Input material section start

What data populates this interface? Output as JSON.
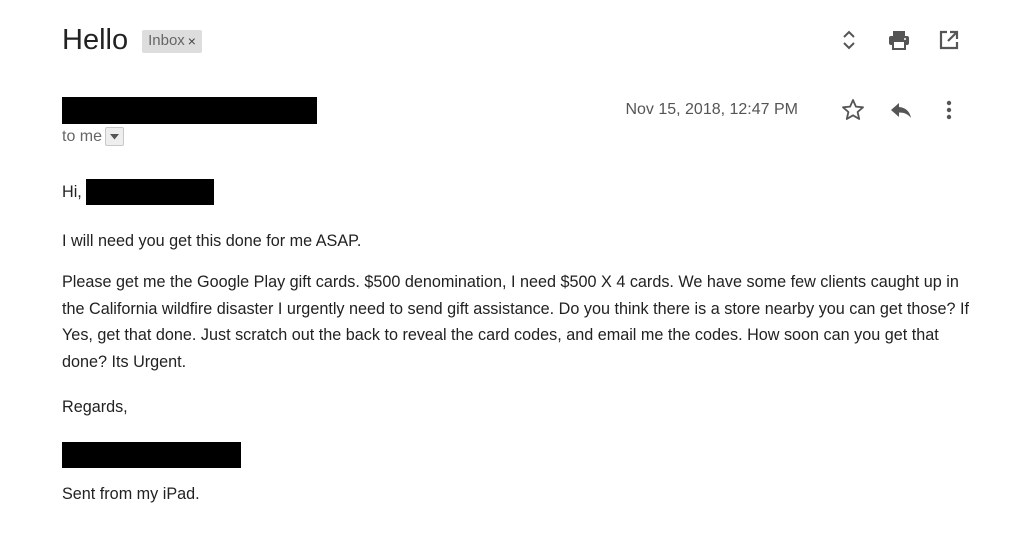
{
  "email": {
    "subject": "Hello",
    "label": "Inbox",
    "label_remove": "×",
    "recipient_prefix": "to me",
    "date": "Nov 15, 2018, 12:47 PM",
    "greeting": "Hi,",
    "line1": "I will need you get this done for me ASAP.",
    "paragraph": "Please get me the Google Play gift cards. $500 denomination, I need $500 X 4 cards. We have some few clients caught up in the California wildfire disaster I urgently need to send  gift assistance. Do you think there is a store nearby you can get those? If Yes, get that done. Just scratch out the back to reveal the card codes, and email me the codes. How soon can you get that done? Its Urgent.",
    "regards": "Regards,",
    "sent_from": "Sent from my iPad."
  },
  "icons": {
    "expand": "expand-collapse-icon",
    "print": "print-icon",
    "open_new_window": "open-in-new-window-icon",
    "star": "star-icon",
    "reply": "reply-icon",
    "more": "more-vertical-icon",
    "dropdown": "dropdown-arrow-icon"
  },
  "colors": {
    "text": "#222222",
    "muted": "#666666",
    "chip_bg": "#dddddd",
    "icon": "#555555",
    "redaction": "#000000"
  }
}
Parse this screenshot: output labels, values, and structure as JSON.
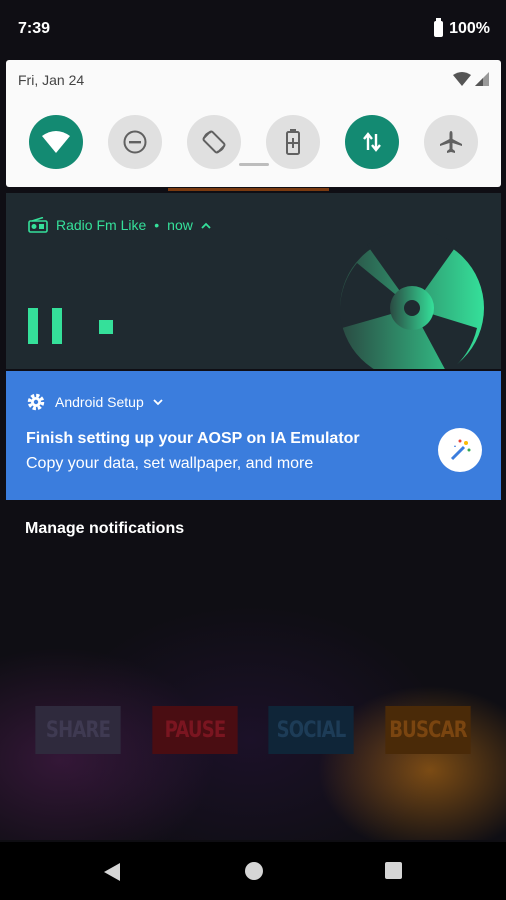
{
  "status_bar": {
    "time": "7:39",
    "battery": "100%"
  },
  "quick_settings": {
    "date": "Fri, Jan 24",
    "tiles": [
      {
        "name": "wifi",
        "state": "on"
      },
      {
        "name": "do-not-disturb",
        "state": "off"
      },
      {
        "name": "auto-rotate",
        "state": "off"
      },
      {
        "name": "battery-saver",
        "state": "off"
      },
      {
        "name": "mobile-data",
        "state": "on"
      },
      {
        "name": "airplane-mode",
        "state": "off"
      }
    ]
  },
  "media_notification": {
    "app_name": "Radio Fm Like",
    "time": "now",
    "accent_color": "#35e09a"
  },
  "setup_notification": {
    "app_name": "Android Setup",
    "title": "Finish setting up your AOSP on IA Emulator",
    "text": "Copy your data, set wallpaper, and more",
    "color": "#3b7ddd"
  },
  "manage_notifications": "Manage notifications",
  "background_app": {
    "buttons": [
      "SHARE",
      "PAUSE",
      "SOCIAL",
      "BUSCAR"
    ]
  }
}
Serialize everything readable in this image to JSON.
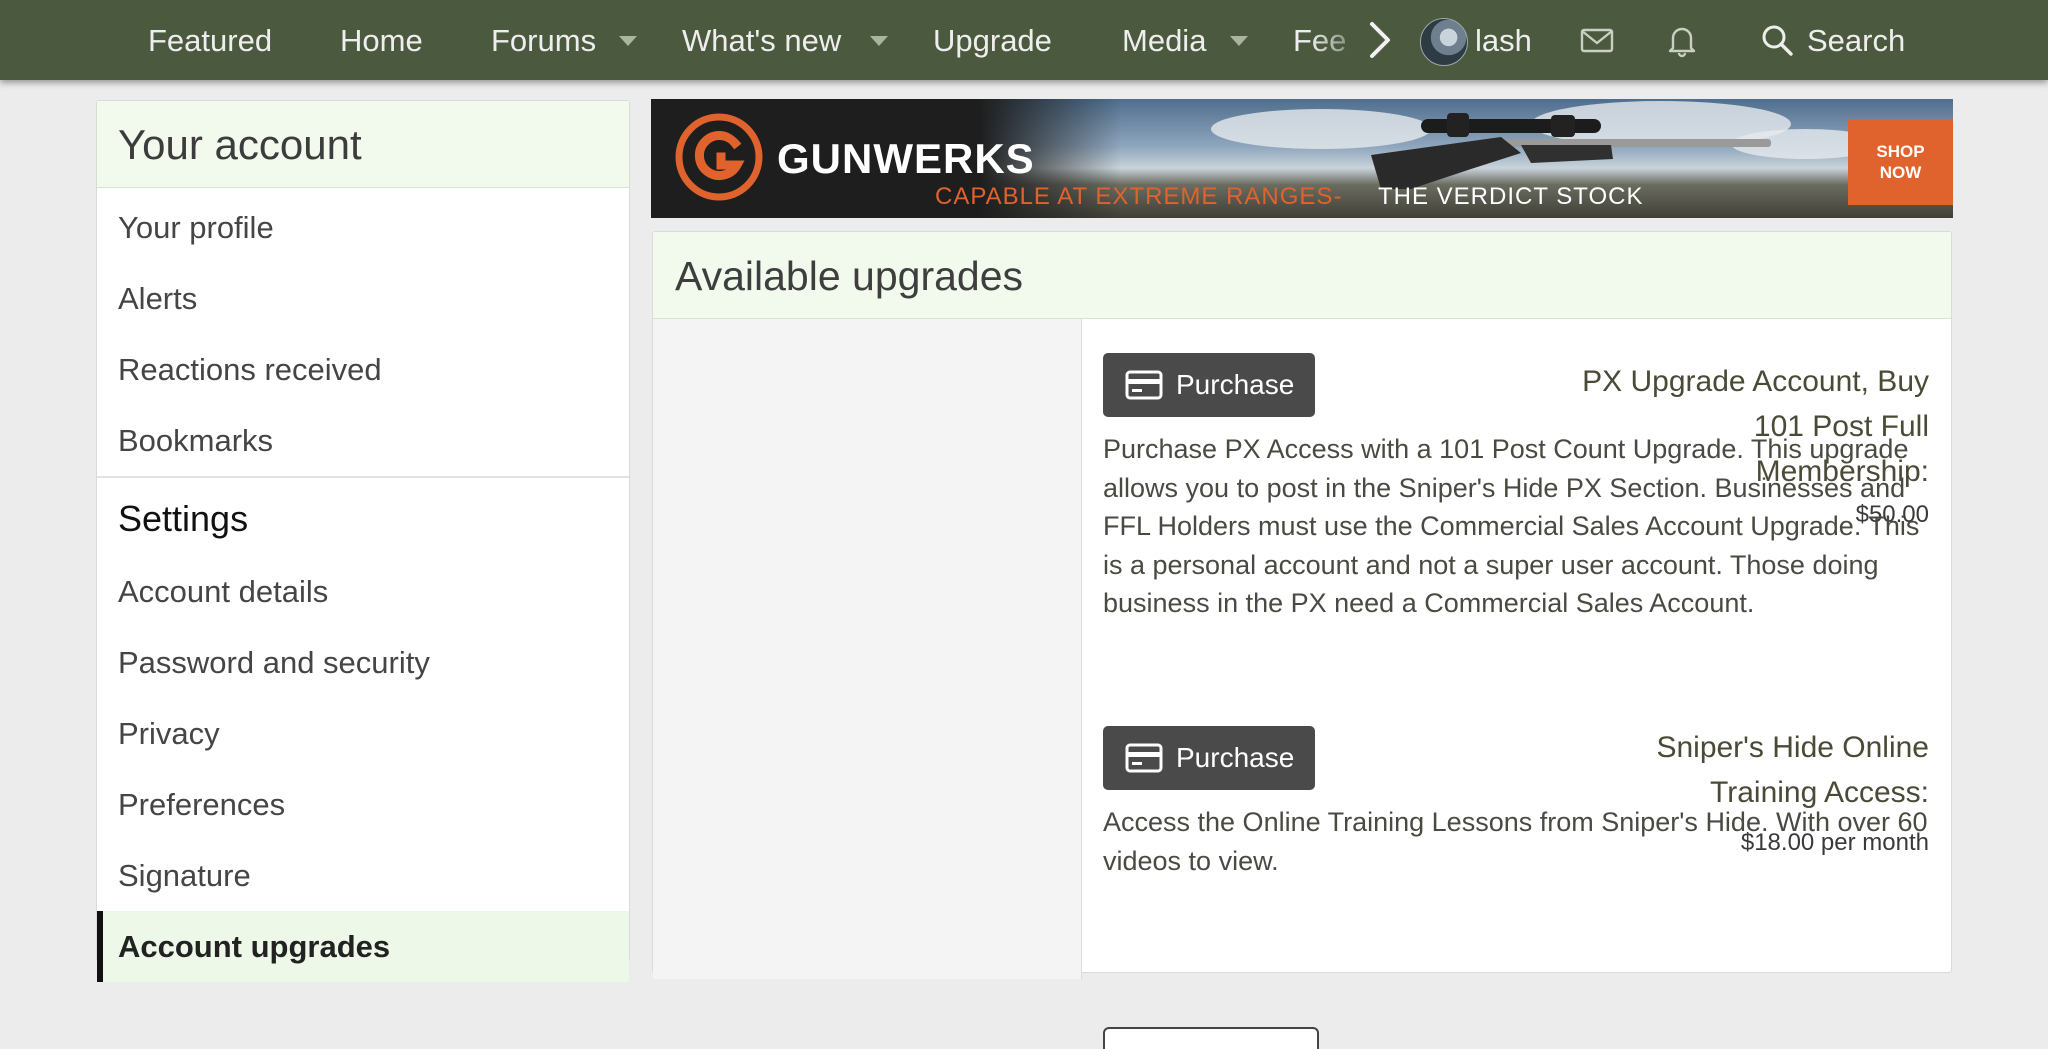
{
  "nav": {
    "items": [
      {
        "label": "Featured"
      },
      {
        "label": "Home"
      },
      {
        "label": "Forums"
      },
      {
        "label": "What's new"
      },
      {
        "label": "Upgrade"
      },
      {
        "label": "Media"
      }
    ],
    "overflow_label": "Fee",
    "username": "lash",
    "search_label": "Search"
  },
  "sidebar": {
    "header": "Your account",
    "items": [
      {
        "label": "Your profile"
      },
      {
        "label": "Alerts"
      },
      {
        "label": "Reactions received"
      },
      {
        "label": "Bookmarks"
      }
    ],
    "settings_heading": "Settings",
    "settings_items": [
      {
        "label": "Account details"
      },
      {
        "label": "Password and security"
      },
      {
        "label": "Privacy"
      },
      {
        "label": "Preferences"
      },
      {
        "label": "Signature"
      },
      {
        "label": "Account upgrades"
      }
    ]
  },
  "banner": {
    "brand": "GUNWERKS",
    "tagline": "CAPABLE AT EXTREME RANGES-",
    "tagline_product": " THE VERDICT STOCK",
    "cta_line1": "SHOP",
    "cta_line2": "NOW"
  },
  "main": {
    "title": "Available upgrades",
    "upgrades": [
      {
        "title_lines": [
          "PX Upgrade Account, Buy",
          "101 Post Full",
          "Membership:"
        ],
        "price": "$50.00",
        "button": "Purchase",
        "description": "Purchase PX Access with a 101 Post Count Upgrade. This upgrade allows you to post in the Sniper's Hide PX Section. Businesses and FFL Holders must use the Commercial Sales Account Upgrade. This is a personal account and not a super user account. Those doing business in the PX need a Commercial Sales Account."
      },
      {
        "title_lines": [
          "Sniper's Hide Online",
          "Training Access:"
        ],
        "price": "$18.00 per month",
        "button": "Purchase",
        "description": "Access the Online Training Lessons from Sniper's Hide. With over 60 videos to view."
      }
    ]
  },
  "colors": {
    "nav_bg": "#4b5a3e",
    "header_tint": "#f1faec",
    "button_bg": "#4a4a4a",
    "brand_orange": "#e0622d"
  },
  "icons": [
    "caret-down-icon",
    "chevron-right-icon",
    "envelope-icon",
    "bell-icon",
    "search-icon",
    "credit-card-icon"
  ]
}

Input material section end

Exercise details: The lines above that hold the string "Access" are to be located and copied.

Solved problem:
        "description": "Purchase PX Access with a 101 Post Count Upgrade. This upgrade allows you to post in the Sniper's Hide PX Section. Businesses and FFL Holders must use the Commercial Sales Account Upgrade. This is a personal account and not a super user account. Those doing business in the PX need a Commercial Sales Account."
          "Training Access:"
        "description": "Access the Online Training Lessons from Sniper's Hide. With over 60 videos to view."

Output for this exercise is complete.